The museum is defined as a “place where important things are preserved; a building or institution where objects of artistic, historical or scientific importance and value are kept, studied, and put on display.” But who decides what “important things” should be preserved? And what narrative is implicit in a particular museum’s existence? How do museums shape historical memory, and how do we train students (and ourselves) to interrupt and more fully understand those narratives?
This course will examine ways in which museums deal with the evolving political, social and ethical values of a community, and how such decisions may be interrogated in an academic setting. Through visits to local museums, lectures and seminar-style discussions, we will come to a fuller understanding of effective modes that utilize the museum as a pedagogical tool, and illustrate how effective strategies may be employed in the classroom.
From Andrew Jackson’s antebellum mansion in Tennessee to the Ashanti Palace in Kumasi, Ghana; from the separate entrances marked “black” and “white” and “colored” in Johannesburg’s Apartheid Museum to the folk art collections at the Whitney Museum, leading museum educators will weigh in on the ways in which notions of race, identity and gender inform cultural presentation. We will take a close look at artist Fred Wilson’s installation at the Maryland Historical Society, “Mining the Museum,” in which he sought to make the “viewing/visiting” a welcoming experience for the community at large. Wilson’s intervention serves as an excellent case study for reshaping pedagogical practice in relation to the ‘modern’ museum.
In New York, we will visit alternative spaces offering novel educational approaches, as well as mainstays such as the Museum of Modern Art and the Brooklyn Museum. Innovative techniques and curatorial practices that engage a diverse and inclusive audience–and aid in expanding existing museum pedagogical practice–will be central to our exploration.
When & Where
Seminar Schedule. Seminars run Monday to Friday from 9:30 a.m. to 4:30 p.m., with a midday communal lunch. Seminar conveners may adjust the class schedule in response to participant needs. Special events may also be held during the week. Participants are required to attend the full week of seminar meetings and maintain 90% attendance overall.
Seminar Materials. Eligible participants are provided with all required seminar materials (books, articles, laboratory equipment, and entrance fees).
Accommodations & Meals. Limited housing accommodations are provided to participants who live more than 50 miles from the program site. All admitted participants are provided with some meals during the program period.
Application Procedure. Applicants should submit the completed application along with all of the following:
- A statement of intent that indicates how the seminar participant will apply what is learned at the home institution
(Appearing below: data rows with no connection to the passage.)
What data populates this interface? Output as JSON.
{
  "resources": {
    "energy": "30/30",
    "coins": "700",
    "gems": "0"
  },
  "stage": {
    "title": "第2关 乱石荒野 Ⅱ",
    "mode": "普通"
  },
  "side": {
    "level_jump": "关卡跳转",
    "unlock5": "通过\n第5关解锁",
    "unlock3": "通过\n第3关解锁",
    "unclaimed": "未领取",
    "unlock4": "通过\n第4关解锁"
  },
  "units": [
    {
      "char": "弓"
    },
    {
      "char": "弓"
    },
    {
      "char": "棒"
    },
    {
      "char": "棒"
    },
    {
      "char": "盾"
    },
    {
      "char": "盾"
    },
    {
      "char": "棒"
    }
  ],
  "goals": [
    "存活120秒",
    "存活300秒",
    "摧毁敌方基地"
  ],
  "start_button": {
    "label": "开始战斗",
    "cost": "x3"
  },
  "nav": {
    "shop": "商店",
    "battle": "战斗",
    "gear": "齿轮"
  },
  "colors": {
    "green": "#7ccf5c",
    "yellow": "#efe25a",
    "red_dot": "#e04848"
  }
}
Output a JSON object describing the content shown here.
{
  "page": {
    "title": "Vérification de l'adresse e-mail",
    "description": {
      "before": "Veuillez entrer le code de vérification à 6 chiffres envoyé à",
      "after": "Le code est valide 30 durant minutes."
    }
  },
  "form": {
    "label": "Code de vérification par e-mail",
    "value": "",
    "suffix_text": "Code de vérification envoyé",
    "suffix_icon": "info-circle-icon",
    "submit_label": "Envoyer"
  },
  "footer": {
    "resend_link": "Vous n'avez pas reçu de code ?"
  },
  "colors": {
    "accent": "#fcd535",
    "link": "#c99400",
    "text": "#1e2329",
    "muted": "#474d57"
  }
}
- A current CV
- A letter of support from either the division dean or department head, who is well-acquainted with the applicant’s area of research
- Their institutional liaison officer’s approval